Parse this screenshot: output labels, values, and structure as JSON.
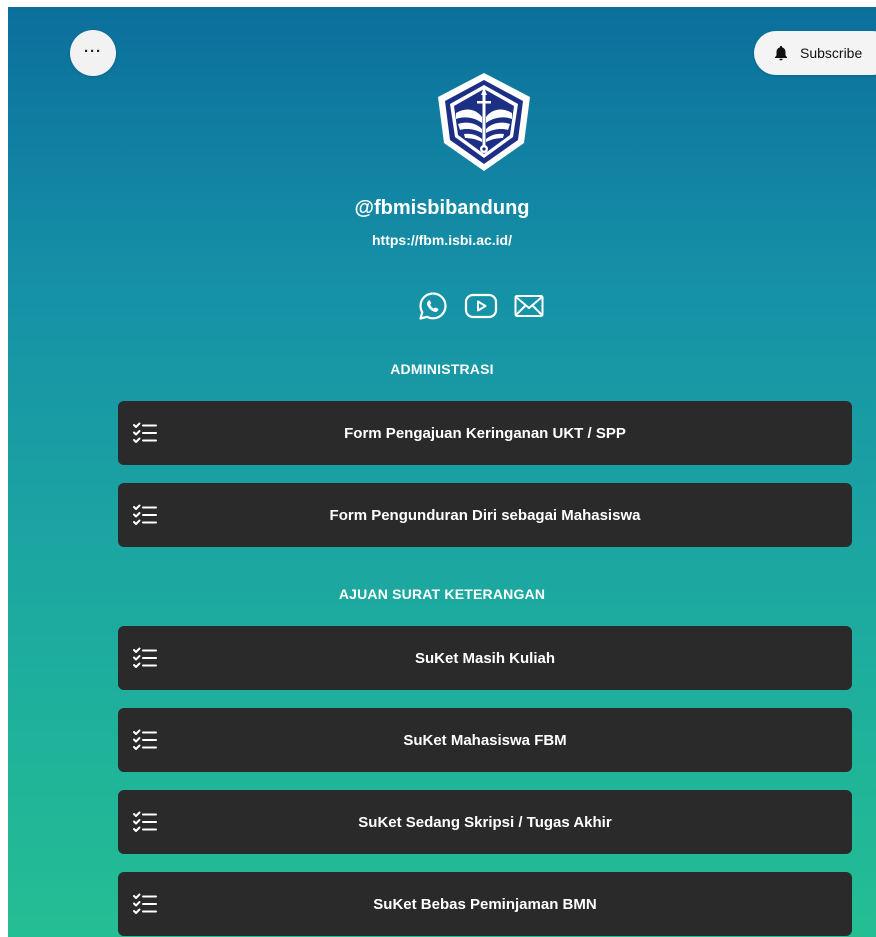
{
  "header": {
    "more_label": "···",
    "subscribe_label": "Subscribe"
  },
  "profile": {
    "handle": "@fbmisbibandung",
    "website": "https://fbm.isbi.ac.id/"
  },
  "socials": [
    {
      "icon": "whatsapp-icon"
    },
    {
      "icon": "youtube-icon"
    },
    {
      "icon": "email-icon"
    }
  ],
  "sections": {
    "administrasi": {
      "title": "ADMINISTRASI",
      "links": [
        {
          "label": "Form Pengajuan Keringanan UKT / SPP"
        },
        {
          "label": "Form Pengunduran Diri sebagai Mahasiswa"
        }
      ]
    },
    "ajuan": {
      "title": "AJUAN SURAT KETERANGAN",
      "links": [
        {
          "label": "SuKet Masih Kuliah"
        },
        {
          "label": "SuKet Mahasiswa FBM"
        },
        {
          "label": "SuKet Sedang Skripsi / Tugas Akhir"
        },
        {
          "label": "SuKet Bebas Peminjaman BMN"
        }
      ]
    }
  },
  "colors": {
    "gradient_top": "#0b6f9c",
    "gradient_bottom": "#24be93",
    "card_bg": "#2a2a2a",
    "text": "#ffffff"
  }
}
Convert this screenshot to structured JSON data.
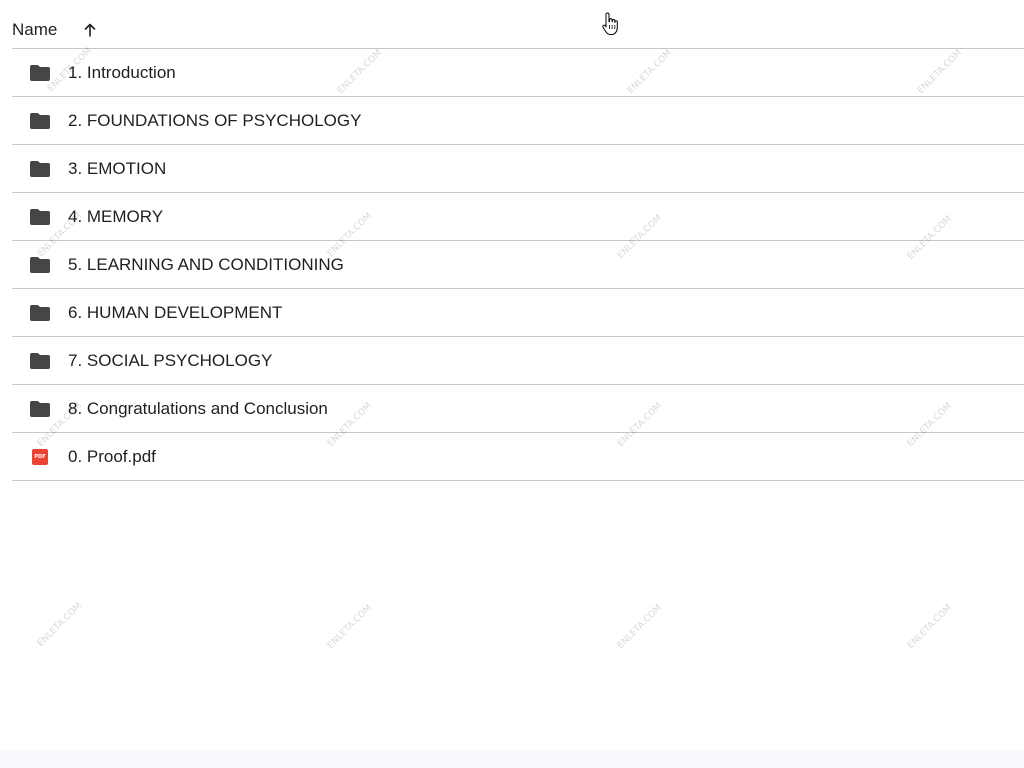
{
  "header": {
    "name_label": "Name",
    "sort_icon": "arrow-up-icon"
  },
  "files": [
    {
      "name": "1. Introduction",
      "icon": "folder-icon"
    },
    {
      "name": "2. FOUNDATIONS OF PSYCHOLOGY",
      "icon": "folder-icon"
    },
    {
      "name": "3. EMOTION",
      "icon": "folder-icon"
    },
    {
      "name": "4. MEMORY",
      "icon": "folder-icon"
    },
    {
      "name": "5. LEARNING AND CONDITIONING",
      "icon": "folder-icon"
    },
    {
      "name": "6. HUMAN DEVELOPMENT",
      "icon": "folder-icon"
    },
    {
      "name": "7. SOCIAL PSYCHOLOGY",
      "icon": "folder-icon"
    },
    {
      "name": "8. Congratulations and Conclusion",
      "icon": "folder-icon"
    },
    {
      "name": "0. Proof.pdf",
      "icon": "pdf-icon",
      "icon_text": "PDF"
    }
  ],
  "watermark": {
    "text": "ENLETA.COM"
  },
  "cursor": {
    "icon": "hand-pointer-icon"
  },
  "colors": {
    "text": "#1f1f1f",
    "folder": "#444746",
    "pdf": "#ea4335",
    "divider": "#c7c7c7",
    "bottom_bar": "#f8f9fc"
  }
}
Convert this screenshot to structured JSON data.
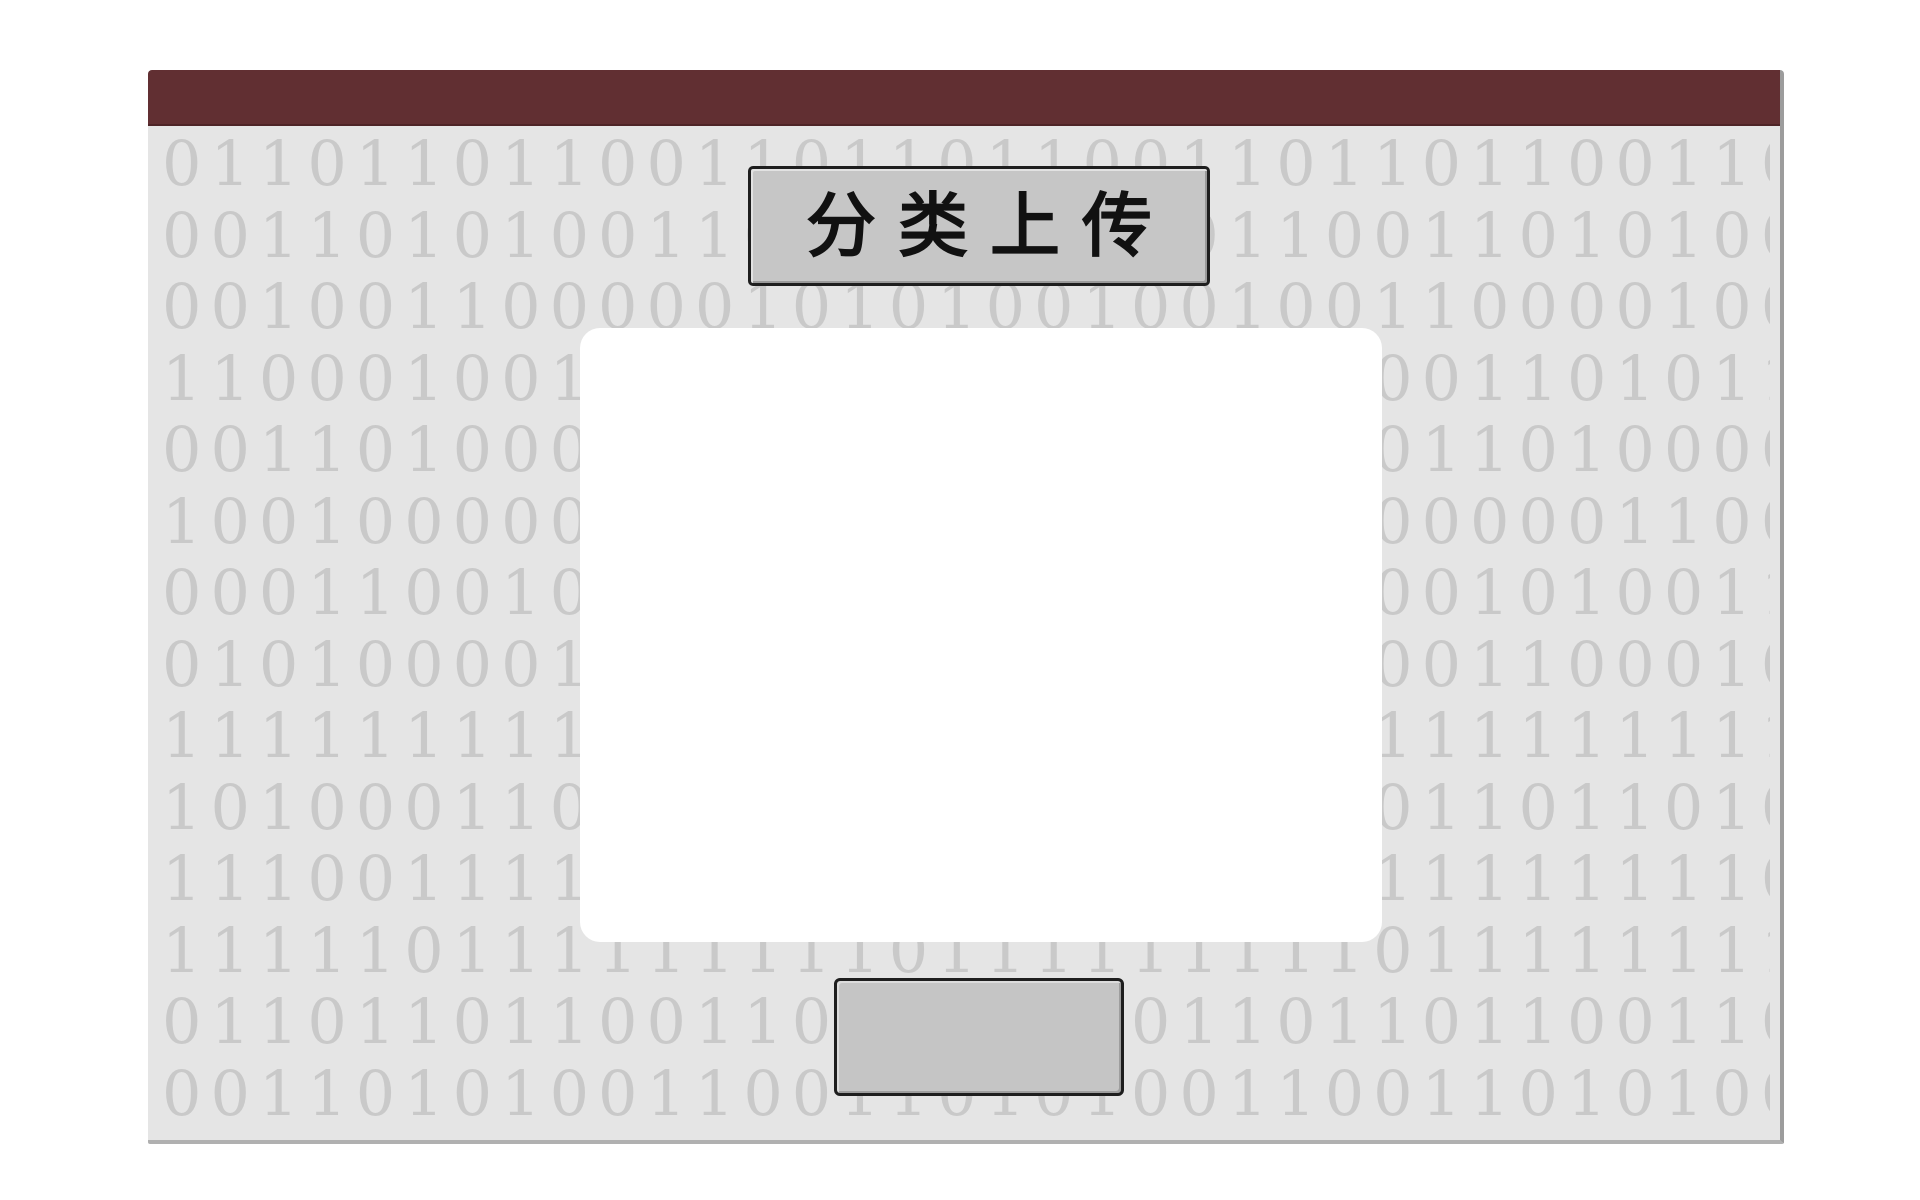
{
  "window": {
    "title": "",
    "titlebar_color": "#612f32",
    "background_color": "#e5e5e5"
  },
  "background_pattern": {
    "style": "binary digits",
    "color": "#c9c9c9",
    "rows": [
      "0110110110011011011001101101100110110110",
      "0011010100110011010100110011010100110011",
      "0010011000001010100100100110000100100110",
      "1100010011100101000101001001101011000100",
      "0011010000010100001101000011010000110100",
      "1001000000110000011010010000001100000110",
      "0001100101001100100100011001010011001001",
      "0101000011000101000010100001100010100001",
      "1111111111111111111111111111111111111111",
      "1010001101101000110110100011011010001101",
      "1110011111111001111111100111111110011111",
      "1111101111111110111111111011111111101111",
      "0110110110011011011001101101100110110110",
      "0011010100110011010100110011010100110011"
    ]
  },
  "upload_title_button": {
    "label": "分类上传",
    "color": "#c6c6c6"
  },
  "drop_area": {
    "color": "#ffffff"
  },
  "bottom_button": {
    "label": "",
    "color": "#c5c5c5"
  }
}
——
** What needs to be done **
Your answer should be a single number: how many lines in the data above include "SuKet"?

** Answer area **
4